The problem with smart people is that they think of ideas before I do. I keep getting a sinking feeling that Nassim Taleb has anticipated the entire contents of this blog: the more I read Antrifragile, the more I want to transcribe passages of his book here and follow it with a simple, “Ditto.” However, his project revolves around decision making in a world that we don’t understand. This isn’t quite the same as mine: living the good life, which is described by so many, yet unheeded by many more. So, I’ll soldier on, pointing out Taleb’s sharp wit and good ideas frequently, and applying his work to my goals as I can. There are, of course, others who have anticipated much of the content on this blog, and I’ll cite them as I pluck their good ideas from the tree of knowledge too.

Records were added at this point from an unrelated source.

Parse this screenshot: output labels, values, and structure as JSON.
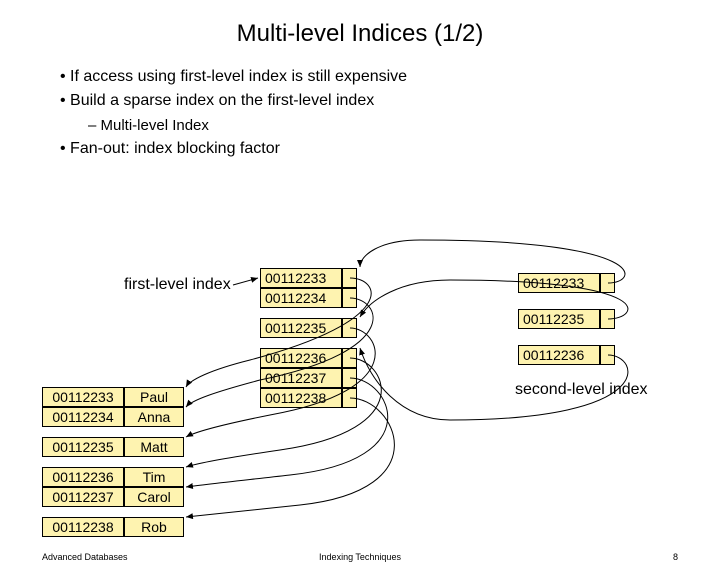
{
  "title": "Multi-level Indices (1/2)",
  "bullets": {
    "b1": "If access using first-level index is still expensive",
    "b2": "Build a sparse index on the first-level index",
    "b2a": "Multi-level Index",
    "b3": "Fan-out: index blocking factor"
  },
  "labels": {
    "first": "first-level index",
    "second": "second-level index"
  },
  "first_level": [
    {
      "key": "00112233"
    },
    {
      "key": "00112234"
    },
    {
      "key": "00112235"
    },
    {
      "key": "00112236"
    },
    {
      "key": "00112237"
    },
    {
      "key": "00112238"
    }
  ],
  "second_level": [
    {
      "key": "00112233"
    },
    {
      "key": "00112235"
    },
    {
      "key": "00112236"
    }
  ],
  "data_records": [
    {
      "key": "00112233",
      "name": "Paul"
    },
    {
      "key": "00112234",
      "name": "Anna"
    },
    {
      "key": "00112235",
      "name": "Matt"
    },
    {
      "key": "00112236",
      "name": "Tim"
    },
    {
      "key": "00112237",
      "name": "Carol"
    },
    {
      "key": "00112238",
      "name": "Rob"
    }
  ],
  "footer": {
    "left": "Advanced Databases",
    "mid": "Indexing Techniques",
    "right": "8"
  },
  "chart_data": {
    "type": "table",
    "description": "Multi-level index diagram",
    "data_records": [
      [
        "00112233",
        "Paul"
      ],
      [
        "00112234",
        "Anna"
      ],
      [
        "00112235",
        "Matt"
      ],
      [
        "00112236",
        "Tim"
      ],
      [
        "00112237",
        "Carol"
      ],
      [
        "00112238",
        "Rob"
      ]
    ],
    "first_level_index": [
      "00112233",
      "00112234",
      "00112235",
      "00112236",
      "00112237",
      "00112238"
    ],
    "second_level_index": [
      "00112233",
      "00112235",
      "00112236"
    ],
    "first_level_blocks": [
      [
        "00112233",
        "00112234"
      ],
      [
        "00112235"
      ],
      [
        "00112236",
        "00112237",
        "00112238"
      ]
    ],
    "pointers": {
      "second_to_first": {
        "00112233": "00112233",
        "00112235": "00112235",
        "00112236": "00112236"
      },
      "first_to_data": {
        "00112233": "00112233",
        "00112234": "00112234",
        "00112235": "00112235",
        "00112236": "00112236",
        "00112237": "00112237",
        "00112238": "00112238"
      }
    }
  }
}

The problem with smart people is that they make you realize you’re not alone. Now, most of the time, folks like good company. But when your a writer, it’s easy and desirable to fool yourself into believing that your breaking new trail. When it’s just the case that you’re reading too little, and your writing is too superficial. If my writing covers ideas that others have already described, it’s time to read those writers more closely, and cover the topic more deeply.

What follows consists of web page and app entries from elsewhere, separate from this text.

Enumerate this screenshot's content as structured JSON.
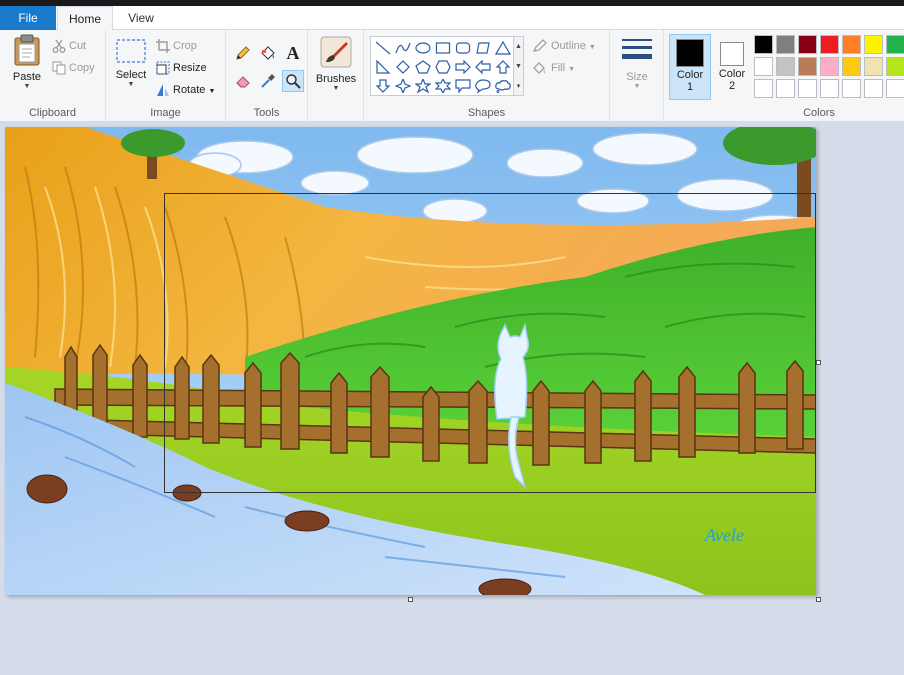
{
  "tabs": {
    "file": "File",
    "home": "Home",
    "view": "View"
  },
  "clipboard": {
    "group_label": "Clipboard",
    "paste": "Paste",
    "cut": "Cut",
    "copy": "Copy"
  },
  "image": {
    "group_label": "Image",
    "select": "Select",
    "crop": "Crop",
    "resize": "Resize",
    "rotate": "Rotate"
  },
  "tools": {
    "group_label": "Tools",
    "active_tool": "magnifier"
  },
  "brushes": {
    "label": "Brushes"
  },
  "shapes": {
    "group_label": "Shapes",
    "outline": "Outline",
    "fill": "Fill"
  },
  "size": {
    "label": "Size"
  },
  "colors": {
    "group_label": "Colors",
    "color1_label": "Color\n1",
    "color2_label": "Color\n2",
    "color1": "#000000",
    "color2": "#ffffff",
    "palette_row1": [
      "#000000",
      "#7f7f7f",
      "#880015",
      "#ed1c24",
      "#ff7f27",
      "#fff200",
      "#22b14c"
    ],
    "palette_row2": [
      "#ffffff",
      "#c3c3c3",
      "#b97a57",
      "#ffaec9",
      "#ffc90e",
      "#efe4b0",
      "#b5e61d"
    ],
    "palette_row3": [
      "#ffffff",
      "#ffffff",
      "#ffffff",
      "#ffffff",
      "#ffffff",
      "#ffffff",
      "#ffffff"
    ]
  },
  "canvas": {
    "signature": "Avele"
  }
}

So, all of this is a long preamble to a brief update. The completion of the “How to Press Olives” series is on the way, as is a new article about science and religion — one of my favorite false dilemmas to explore!